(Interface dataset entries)

- Opening Delimiter -

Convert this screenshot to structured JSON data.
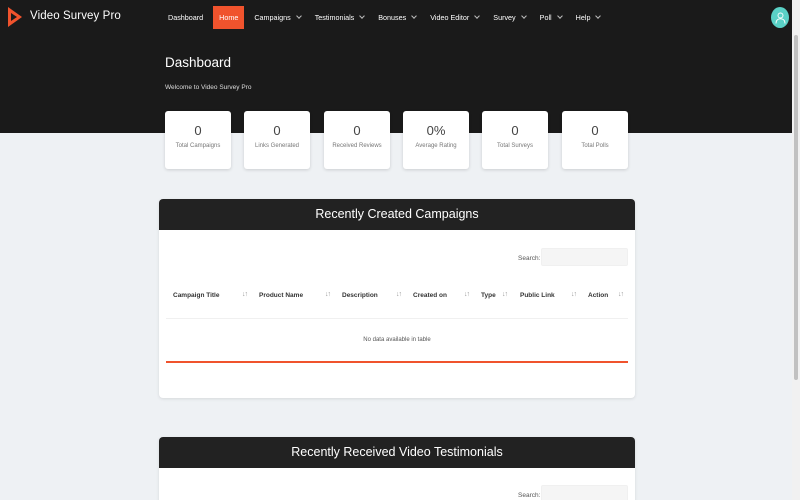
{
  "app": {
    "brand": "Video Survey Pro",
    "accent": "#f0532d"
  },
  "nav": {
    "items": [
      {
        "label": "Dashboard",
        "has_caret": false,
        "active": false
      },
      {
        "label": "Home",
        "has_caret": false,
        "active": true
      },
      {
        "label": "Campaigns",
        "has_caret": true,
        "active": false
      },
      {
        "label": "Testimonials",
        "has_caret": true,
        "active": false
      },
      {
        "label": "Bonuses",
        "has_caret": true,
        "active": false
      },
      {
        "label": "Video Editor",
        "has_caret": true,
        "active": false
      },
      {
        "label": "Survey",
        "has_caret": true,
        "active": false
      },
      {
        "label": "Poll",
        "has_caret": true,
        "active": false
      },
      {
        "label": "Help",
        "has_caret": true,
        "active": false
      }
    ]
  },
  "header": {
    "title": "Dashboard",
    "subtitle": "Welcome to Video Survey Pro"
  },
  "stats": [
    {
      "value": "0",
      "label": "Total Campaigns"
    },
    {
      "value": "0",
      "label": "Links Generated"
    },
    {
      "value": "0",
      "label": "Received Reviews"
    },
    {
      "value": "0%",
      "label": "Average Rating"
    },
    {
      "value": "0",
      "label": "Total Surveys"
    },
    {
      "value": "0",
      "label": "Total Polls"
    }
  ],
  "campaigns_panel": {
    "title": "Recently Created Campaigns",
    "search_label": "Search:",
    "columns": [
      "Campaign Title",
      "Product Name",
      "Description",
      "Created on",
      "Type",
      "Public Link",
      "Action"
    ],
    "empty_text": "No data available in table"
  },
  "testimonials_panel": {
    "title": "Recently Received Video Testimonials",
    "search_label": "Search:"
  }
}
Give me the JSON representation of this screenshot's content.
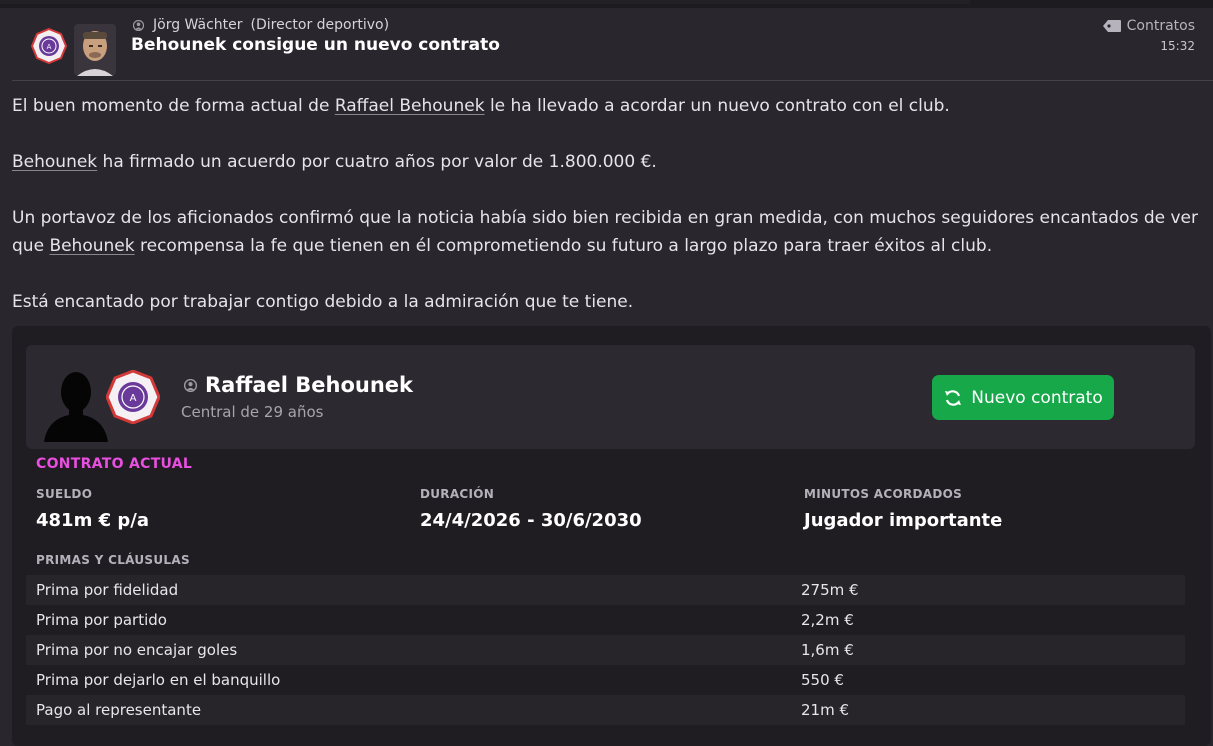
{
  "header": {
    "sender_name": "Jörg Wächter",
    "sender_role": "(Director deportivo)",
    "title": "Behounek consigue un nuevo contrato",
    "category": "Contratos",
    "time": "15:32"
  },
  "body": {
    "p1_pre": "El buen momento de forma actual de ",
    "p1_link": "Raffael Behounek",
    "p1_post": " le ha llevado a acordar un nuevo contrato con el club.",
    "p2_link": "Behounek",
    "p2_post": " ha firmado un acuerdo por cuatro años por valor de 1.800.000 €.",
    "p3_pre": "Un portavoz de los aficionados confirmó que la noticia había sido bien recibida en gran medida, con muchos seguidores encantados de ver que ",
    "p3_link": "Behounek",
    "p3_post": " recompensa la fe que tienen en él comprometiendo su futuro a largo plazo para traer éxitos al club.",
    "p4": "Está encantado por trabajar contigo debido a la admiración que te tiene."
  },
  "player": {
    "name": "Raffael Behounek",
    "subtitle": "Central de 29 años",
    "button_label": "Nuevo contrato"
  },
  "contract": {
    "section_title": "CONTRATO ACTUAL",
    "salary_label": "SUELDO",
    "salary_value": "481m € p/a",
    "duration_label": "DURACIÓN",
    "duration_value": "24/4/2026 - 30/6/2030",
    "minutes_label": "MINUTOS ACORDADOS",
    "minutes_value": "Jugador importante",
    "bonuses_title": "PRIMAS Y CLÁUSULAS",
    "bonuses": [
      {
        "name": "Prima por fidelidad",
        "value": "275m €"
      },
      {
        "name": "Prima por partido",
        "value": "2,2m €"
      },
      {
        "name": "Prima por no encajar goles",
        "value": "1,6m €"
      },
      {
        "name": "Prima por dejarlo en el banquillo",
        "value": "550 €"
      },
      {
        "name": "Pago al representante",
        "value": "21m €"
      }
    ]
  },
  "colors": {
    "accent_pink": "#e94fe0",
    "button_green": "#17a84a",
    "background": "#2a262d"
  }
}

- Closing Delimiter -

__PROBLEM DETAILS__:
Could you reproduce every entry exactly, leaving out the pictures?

__SOLUTION TO THIS TASK__:
Convert this screenshot to structured JSON data.
{
  "app": {
    "brand": "Video Survey Pro",
    "accent": "#f0532d"
  },
  "nav": {
    "items": [
      {
        "label": "Dashboard",
        "has_caret": false,
        "active": false
      },
      {
        "label": "Home",
        "has_caret": false,
        "active": true
      },
      {
        "label": "Campaigns",
        "has_caret": true,
        "active": false
      },
      {
        "label": "Testimonials",
        "has_caret": true,
        "active": false
      },
      {
        "label": "Bonuses",
        "has_caret": true,
        "active": false
      },
      {
        "label": "Video Editor",
        "has_caret": true,
        "active": false
      },
      {
        "label": "Survey",
        "has_caret": true,
        "active": false
      },
      {
        "label": "Poll",
        "has_caret": true,
        "active": false
      },
      {
        "label": "Help",
        "has_caret": true,
        "active": false
      }
    ]
  },
  "header": {
    "title": "Dashboard",
    "subtitle": "Welcome to Video Survey Pro"
  },
  "stats": [
    {
      "value": "0",
      "label": "Total Campaigns"
    },
    {
      "value": "0",
      "label": "Links Generated"
    },
    {
      "value": "0",
      "label": "Received Reviews"
    },
    {
      "value": "0%",
      "label": "Average Rating"
    },
    {
      "value": "0",
      "label": "Total Surveys"
    },
    {
      "value": "0",
      "label": "Total Polls"
    }
  ],
  "campaigns_panel": {
    "title": "Recently Created Campaigns",
    "search_label": "Search:",
    "columns": [
      "Campaign Title",
      "Product Name",
      "Description",
      "Created on",
      "Type",
      "Public Link",
      "Action"
    ],
    "empty_text": "No data available in table"
  },
  "testimonials_panel": {
    "title": "Recently Received Video Testimonials",
    "search_label": "Search:"
  }
}
Give me the JSON representation of this screenshot's content.
{
  "header": {
    "sender_name": "Jörg Wächter",
    "sender_role": "(Director deportivo)",
    "title": "Behounek consigue un nuevo contrato",
    "category": "Contratos",
    "time": "15:32"
  },
  "body": {
    "p1_pre": "El buen momento de forma actual de ",
    "p1_link": "Raffael Behounek",
    "p1_post": " le ha llevado a acordar un nuevo contrato con el club.",
    "p2_link": "Behounek",
    "p2_post": " ha firmado un acuerdo por cuatro años por valor de 1.800.000 €.",
    "p3_pre": "Un portavoz de los aficionados confirmó que la noticia había sido bien recibida en gran medida, con muchos seguidores encantados de ver que ",
    "p3_link": "Behounek",
    "p3_post": " recompensa la fe que tienen en él comprometiendo su futuro a largo plazo para traer éxitos al club.",
    "p4": "Está encantado por trabajar contigo debido a la admiración que te tiene."
  },
  "player": {
    "name": "Raffael Behounek",
    "subtitle": "Central de 29 años",
    "button_label": "Nuevo contrato"
  },
  "contract": {
    "section_title": "CONTRATO ACTUAL",
    "salary_label": "SUELDO",
    "salary_value": "481m € p/a",
    "duration_label": "DURACIÓN",
    "duration_value": "24/4/2026 - 30/6/2030",
    "minutes_label": "MINUTOS ACORDADOS",
    "minutes_value": "Jugador importante",
    "bonuses_title": "PRIMAS Y CLÁUSULAS",
    "bonuses": [
      {
        "name": "Prima por fidelidad",
        "value": "275m €"
      },
      {
        "name": "Prima por partido",
        "value": "2,2m €"
      },
      {
        "name": "Prima por no encajar goles",
        "value": "1,6m €"
      },
      {
        "name": "Prima por dejarlo en el banquillo",
        "value": "550 €"
      },
      {
        "name": "Pago al representante",
        "value": "21m €"
      }
    ]
  },
  "colors": {
    "accent_pink": "#e94fe0",
    "button_green": "#17a84a",
    "background": "#2a262d"
  }
}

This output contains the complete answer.